INSTRUCTIONS FOR THE TASK
Each entry should be set down again verbatim, with the images omitted.

===============

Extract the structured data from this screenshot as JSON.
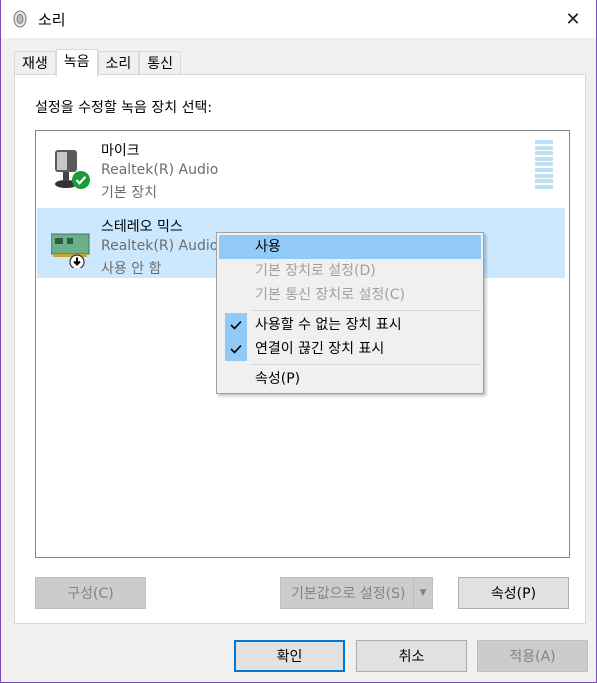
{
  "window": {
    "title": "소리"
  },
  "tabs": [
    "재생",
    "녹음",
    "소리",
    "통신"
  ],
  "active_tab": "녹음",
  "instruction": "설정을 수정할 녹음 장치 선택:",
  "devices": [
    {
      "name": "마이크",
      "driver": "Realtek(R) Audio",
      "status": "기본 장치",
      "icon": "microphone-icon",
      "badge": "green-check-badge"
    },
    {
      "name": "스테레오 믹스",
      "driver": "Realtek(R) Audio",
      "status": "사용 안 함",
      "icon": "sound-card-icon",
      "badge": "down-arrow-badge"
    }
  ],
  "context_menu": [
    {
      "label": "사용",
      "state": "highlighted"
    },
    {
      "label": "기본 장치로 설정(D)",
      "state": "disabled"
    },
    {
      "label": "기본 통신 장치로 설정(C)",
      "state": "disabled"
    },
    {
      "label": "사용할 수 없는 장치 표시",
      "state": "checked"
    },
    {
      "label": "연결이 끊긴 장치 표시",
      "state": "checked"
    },
    {
      "label": "속성(P)",
      "state": "normal"
    }
  ],
  "panel_buttons": {
    "configure": "구성(C)",
    "set_default": "기본값으로 설정(S)",
    "properties": "속성(P)"
  },
  "footer_buttons": {
    "ok": "확인",
    "cancel": "취소",
    "apply": "적용(A)"
  }
}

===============

WRITTEN SOLUTION
Extract the structured data from this screenshot as JSON.
{
  "window": {
    "title": "소리"
  },
  "tabs": [
    "재생",
    "녹음",
    "소리",
    "통신"
  ],
  "active_tab": "녹음",
  "instruction": "설정을 수정할 녹음 장치 선택:",
  "devices": [
    {
      "name": "마이크",
      "driver": "Realtek(R) Audio",
      "status": "기본 장치",
      "icon": "microphone-icon",
      "badge": "green-check-badge"
    },
    {
      "name": "스테레오 믹스",
      "driver": "Realtek(R) Audio",
      "status": "사용 안 함",
      "icon": "sound-card-icon",
      "badge": "down-arrow-badge"
    }
  ],
  "context_menu": [
    {
      "label": "사용",
      "state": "highlighted"
    },
    {
      "label": "기본 장치로 설정(D)",
      "state": "disabled"
    },
    {
      "label": "기본 통신 장치로 설정(C)",
      "state": "disabled"
    },
    {
      "label": "사용할 수 없는 장치 표시",
      "state": "checked"
    },
    {
      "label": "연결이 끊긴 장치 표시",
      "state": "checked"
    },
    {
      "label": "속성(P)",
      "state": "normal"
    }
  ],
  "panel_buttons": {
    "configure": "구성(C)",
    "set_default": "기본값으로 설정(S)",
    "properties": "속성(P)"
  },
  "footer_buttons": {
    "ok": "확인",
    "cancel": "취소",
    "apply": "적용(A)"
  }
}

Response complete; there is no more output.